On December 3rd and 4th, the Winter 2012 Opinion Exchange meeting was held in Tokyo. This is a biannual meeting between National AJET, the Council for Local Authorities for International Relations (CLAIR), the Ministry of Internal Affairs and Communications (MIC), the Ministry of Foreign Affairs (MOFA), and the Ministry of Education, Culture, Sports, Science and Technology (MEXT). The discussion topics reported and presented at this meeting were: the Utilisation of Assistant Language Teachers (ALTs) in the Workplace, JET Programme Participants’ Relationships with Their Contracting Organisations, and Volunteering on the JET Programme.
Utilisation of ALTs in the Workplace
This report surveyed the current utilization of ALTs in elementary, junior high, and senior high schools, in order to identify trends in the team-teaching structure at all school levels, common contributions and barriers to various workplace involvement, and other important trends related to the changing role of the ALT in the classroom. You can read the report here and the discussion summary here.
JET Programme Participants’ Relationships with Their Contracting Organisations
Contracting organisations, as employers, play a defining role in JET participants’ personal and professional experiences. As such, this report studied current participants’ interactions with their contracting organisations in order to define a more productive working relationship built on successful mutual expectations, support, and communication practices. You can read the report here and the discussion summary here.
Volunteering on the JET Programme
Based on current and past JET participants’ experiences, this report sought to provide a clearer understanding of the kinds of volunteering activities in which participants engage. The report established that volunteering is widely practiced activity among the JET community, both in Japan and abroad, and its continued support and promotion further develops the internationalisation aim of the Programme. You can read the report here and the discussion summary here.
In addition to the presentation and discussion of the above reports, there was also a time set aside for open discussion regarding the current and future state of the JET Programme. In this discussion the following conclusions were reached:

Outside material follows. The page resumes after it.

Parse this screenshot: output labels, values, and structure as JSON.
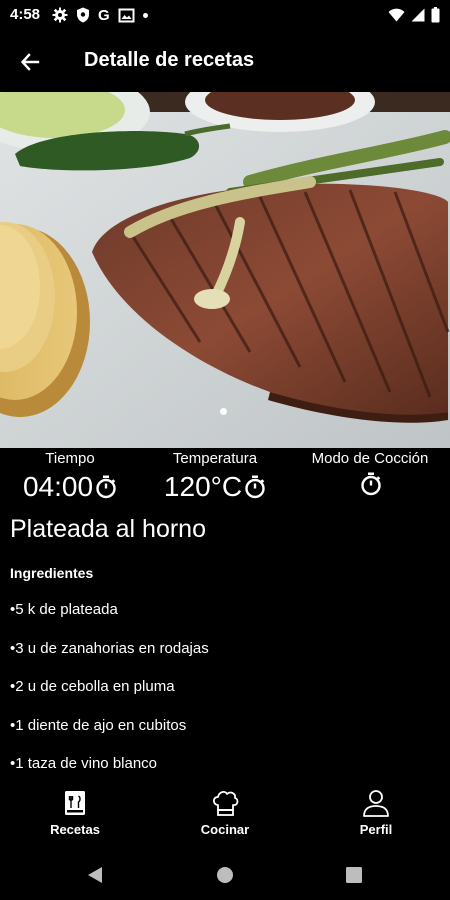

- CLAIR asked National AJET for aspects of the JET Programme and its participants which make it unique and appealing to contracting organisations; National AJET acknowledged the value of international exchange, community involvement, selection processes and criteria, and JET participants’ direct involvement in their workplaces and communities which has become a part of the JET Programme and its reputation and recommended that CLAIR emphasize these benefits to contracting organisations.
- MEXT and National AJET discussed ways in which National AJET could be more involved in future education projects designed for ALTs as these endeavours would be a great benefit for all ALTs at job trainings and seminars as well as in the workplace.
- Regarding future improvements of the JET Programme, CLAIR reiterated their interest in improving and increasing completion rates for the CLAIR TEFL Grant programme, as well as the language courses, and would like to consider ways for addressing these issues in the future. National AJET agreed to provide these responses and assessments on behalf of JETs and extended the invitation to continue this dialogue throughout the year.
- Materials at Tokyo Orientation were also discussed, with CLAIR stating an interest in National AJET’s suggestion for making these materials, including presentations notes, videos or slides, more available after orientation in a format online or in other media.
- With regards to the future AJET report topic on the role of CIRs in the programme, CLAIR requested information on how CIRs are being progressively utilised in different and inventive ways, with the aim of providing information to contracting organisations regarding the benefits, work, and integration of CIRs in local communities and workplaces. National AJET will take these points into consideration for the next Opinion Exchange meeting.
- On a final note, CLAIR asked National AJET for assistance in reminding participants of the importance in adhering to national laws and local regulations regarding behaviours and actions both in the workplace and in personal life, particularly with regards to the possession and/or use of illegal or controlled substances. Such actions have serious consequences not only for the individual who fails to observe the law or these regulations, but also have far wider reaching consequences which damage the reputation of the JET Programme and that of the JET participant’s home country. It is important that all JET participants do their part and abide by these laws and regulations at all times.